at the bottom of the form.
To enter plant names press
In the panel that appears, press
Add a list of names.
At this point, you want to be able to paste
a list of scientific plant names, one per line, into the text area.
How to extract plant names from a document
If the source document is a spreadsheet, and one column
contains the whole scientific name, then just copy that
column and paste it into the text area.
If the source document is an HTML page, and the
scientific names are formatted neatly in a table,
you may be able to copy this text with the browser,
then paste it into the text area in the entry application. For instance,
if you are able to copy the following text:
Artemisia californica Coastal Sagebrush
Baccharis glutinosa Mule Fat
Baccharis pilularis ssp. consanguinea Coyote Brush
Baccharis sarothroides Chaparral Broom
Brickellia californica var. californica Brickellbush
Centaurea melitensis Tocalote *
this will work just fine, because the entry application
ignores any words after the scientific name.

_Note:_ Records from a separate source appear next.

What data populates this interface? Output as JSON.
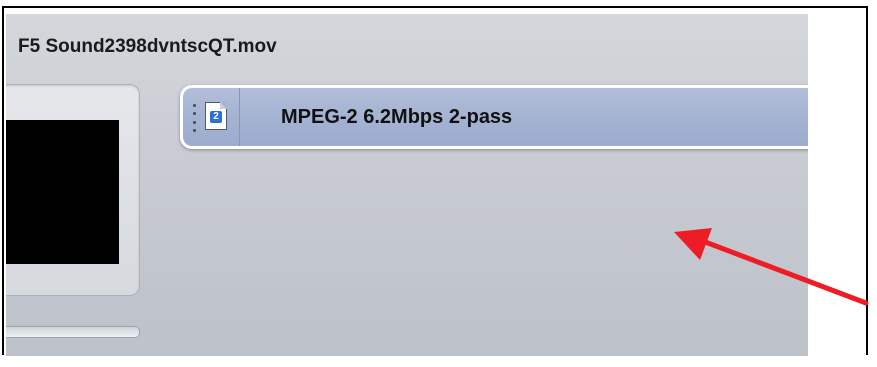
{
  "window": {
    "file_name": "F5 Sound2398dvntscQT.mov"
  },
  "target": {
    "icon": "mpeg2-document-icon",
    "icon_badge": "2",
    "preset_label": "MPEG-2 6.2Mbps 2-pass"
  },
  "annotation": {
    "arrow_color": "#ee1c25"
  },
  "colors": {
    "panel_bg": "#c9ccd3",
    "row_selected": "#a4b3d2"
  }
}
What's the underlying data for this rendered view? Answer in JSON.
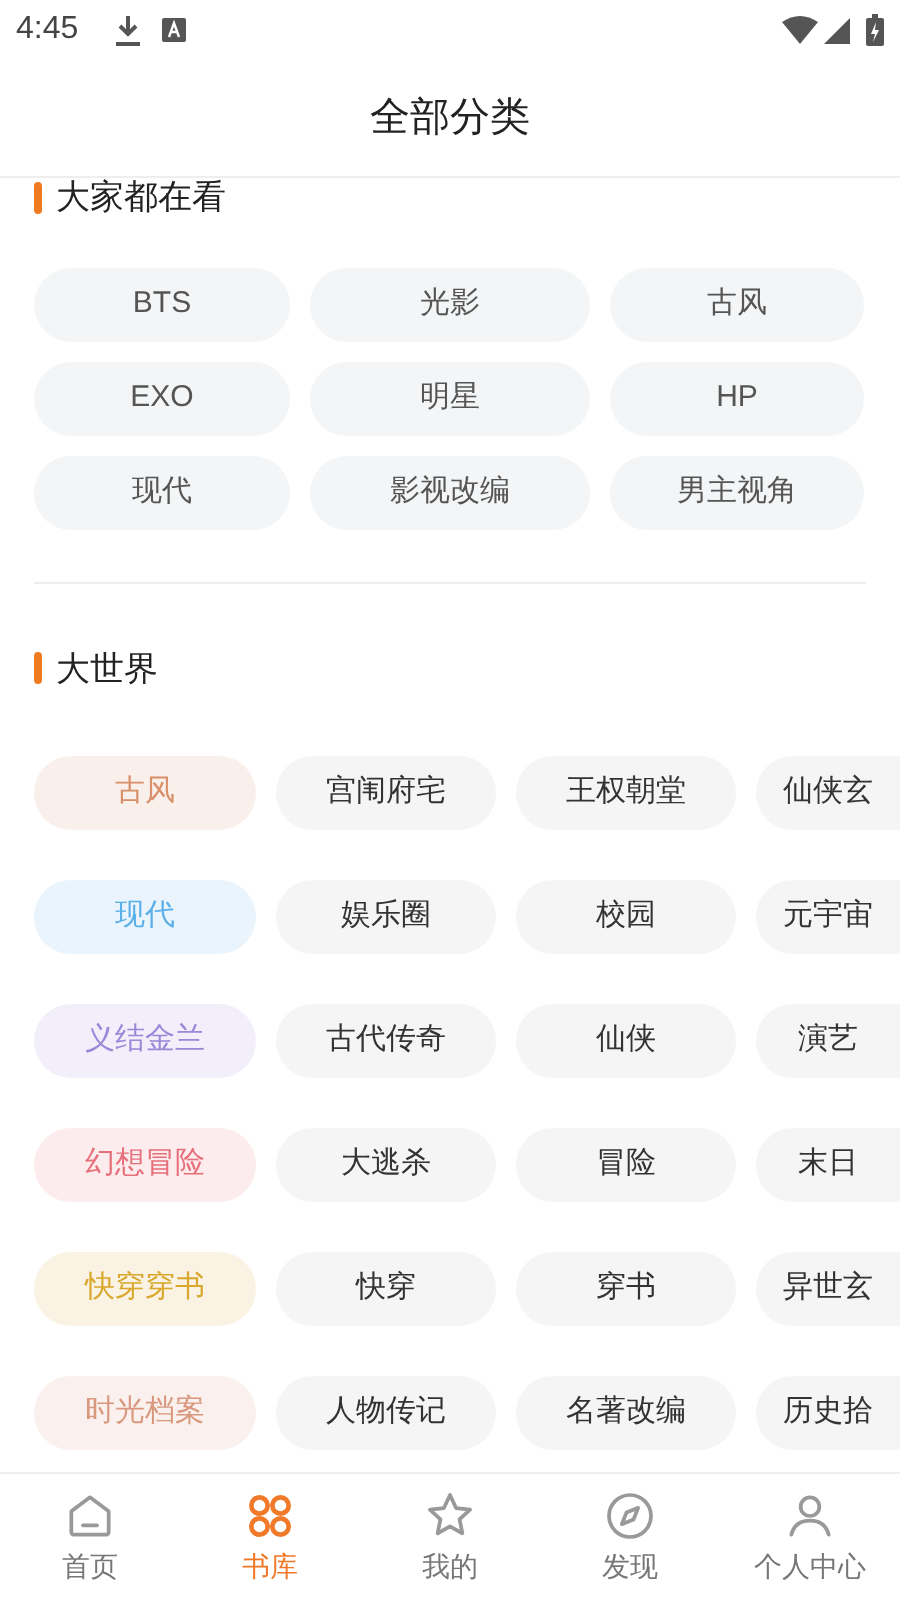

In the worst case, if the source document is an HTML page
or a PDF page and the plant names are interspersed among
other text, you may need to resort to the following procedure.
panel and press the SAVE button.
- Go to the
CNPLX checklist entry page.
Enter the URL of the source document. Press the Scan button.
- If the scan is successful, you will see a list of plants
on a result page. Use the browser to copy the entire list of plants.
(Don't worry about common name, lifeform, etc.)
- Paste the list into the text area of
the checklist entry application.